Talk with Rick Dennison

Rick Dennison

Rick Dennison, assistant professor of English, teaches mythology to adult learners during summer session and teaches college writing to on-campus freshmen during the academic year. He is also the director of The Academic Center and The Writing Center, and coordinates the Advanced Placement Summer Institute.

How do you accomplish all that you do?

I'm Type A. I like to be busy.

What do you like about teaching older students?

They're fun and motivated ... they even ask for more work sometimes. Or they'll research a topic on their own and bring it in.

What do you like about teaching freshmen?

I like their enthusiasm. I'm a teaser, and I like bantering back and forth. They're fun to talk to. Students find me open, and they come in and talk to me about roommate problems or what they are going to do with their lives.

What are the differences between adult learners and college freshmen?

The younger students need more specific guidelines, and I'm in more of a counselor/advisor role. I can give the older students more freedom on the assignments ... with broad direction. Also, I hear from the older adult learners that they get so much more out of the readings now.
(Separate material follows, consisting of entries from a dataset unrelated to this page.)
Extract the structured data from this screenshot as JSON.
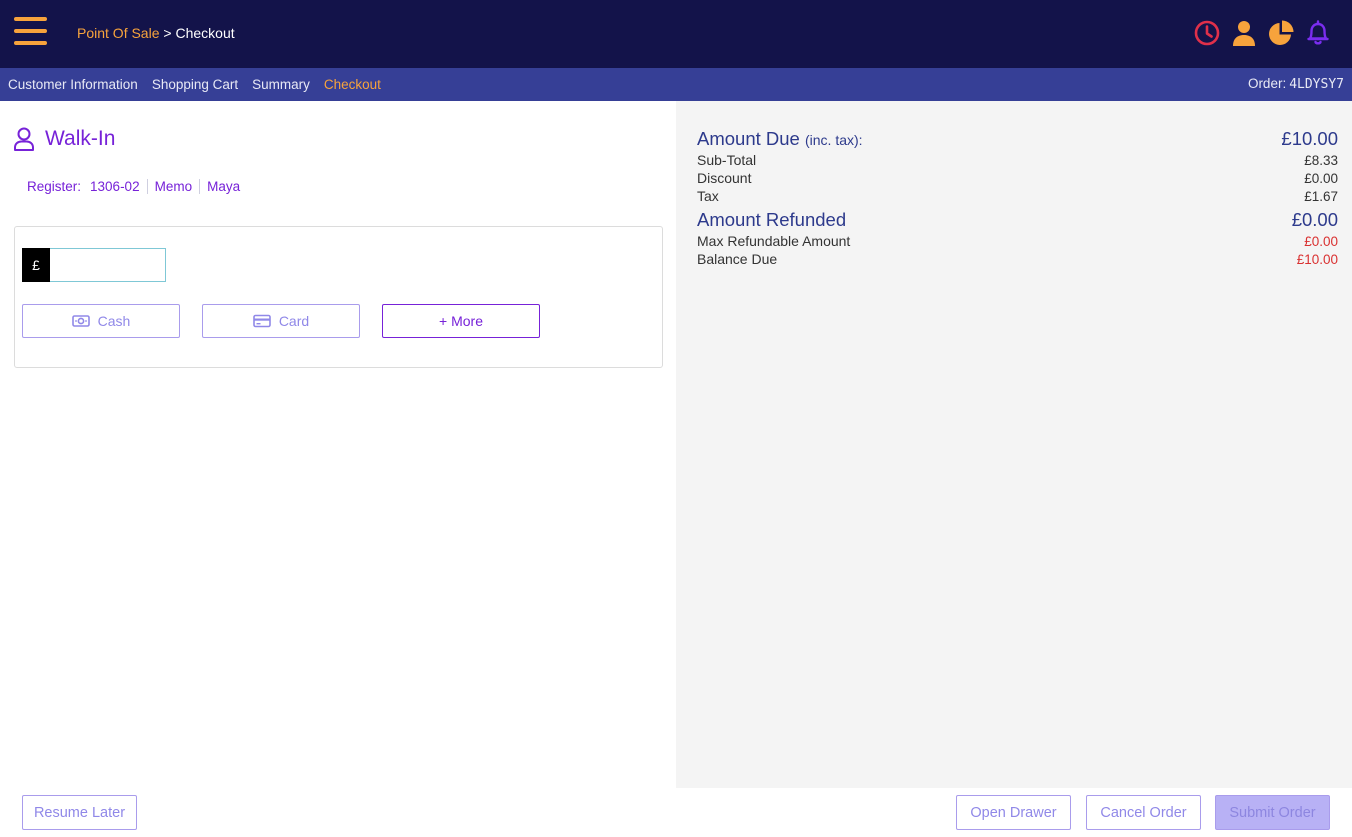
{
  "header": {
    "breadcrumb_root": "Point Of Sale",
    "breadcrumb_separator": " > ",
    "breadcrumb_current": "Checkout",
    "icons": [
      "clock-icon",
      "user-icon",
      "pie-chart-icon",
      "bell-icon"
    ],
    "colors": {
      "background": "#13134a",
      "accent": "#f7a33c",
      "clock": "#e0304a",
      "bell": "#7a2df0"
    }
  },
  "nav": {
    "tabs": [
      {
        "label": "Customer Information",
        "active": false
      },
      {
        "label": "Shopping Cart",
        "active": false
      },
      {
        "label": "Summary",
        "active": false
      },
      {
        "label": "Checkout",
        "active": true
      }
    ],
    "order_label": "Order:",
    "order_id": "4LDYSY7",
    "colors": {
      "background": "#363f96"
    }
  },
  "customer": {
    "name": "Walk-In",
    "register_label": "Register:",
    "register_value": "1306-02",
    "memo_label": "Memo",
    "user": "Maya"
  },
  "payment": {
    "currency_symbol": "£",
    "amount_value": "",
    "cash_label": "Cash",
    "card_label": "Card",
    "more_label": "+ More"
  },
  "summary": {
    "amount_due_label": "Amount Due",
    "amount_due_suffix": "(inc. tax):",
    "amount_due": "£10.00",
    "subtotal_label": "Sub-Total",
    "subtotal": "£8.33",
    "discount_label": "Discount",
    "discount": "£0.00",
    "tax_label": "Tax",
    "tax": "£1.67",
    "refunded_label": "Amount Refunded",
    "refunded": "£0.00",
    "max_refundable_label": "Max Refundable Amount",
    "max_refundable": "£0.00",
    "balance_due_label": "Balance Due",
    "balance_due": "£10.00"
  },
  "footer": {
    "resume_label": "Resume Later",
    "open_drawer_label": "Open Drawer",
    "cancel_label": "Cancel Order",
    "submit_label": "Submit Order"
  }
}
For example, one told me that when they read "Death of a Salesman" in high school, it was just another assigned reading, but that when they read it now for a course, they could really identify with Willy Loman and what he was going through.

You teach mythology. Are there any modern-day myths?

"Star Wars." George Lucas consulted with Joseph Campbell (who wrote The Power of Myth). Darth Vader was the force of evil, Luke was the white knight and so on.

What's your favorite myth and why?

Prometheus, one of the Titans, who stole fire from Olympus and gave it to mankind. I like the selflessness he exhibited that benefited others.

What attracts people to myths?

People like stories, and that's what myths are. They're an attempt to explain what was happening, to seek truth ... without science. There's interpretation involved, not just facts. And people can identify with the characters. For example, people can understand Hera's jealousy (because Zeus fell in love with another woman).

- by Charmaine Daniels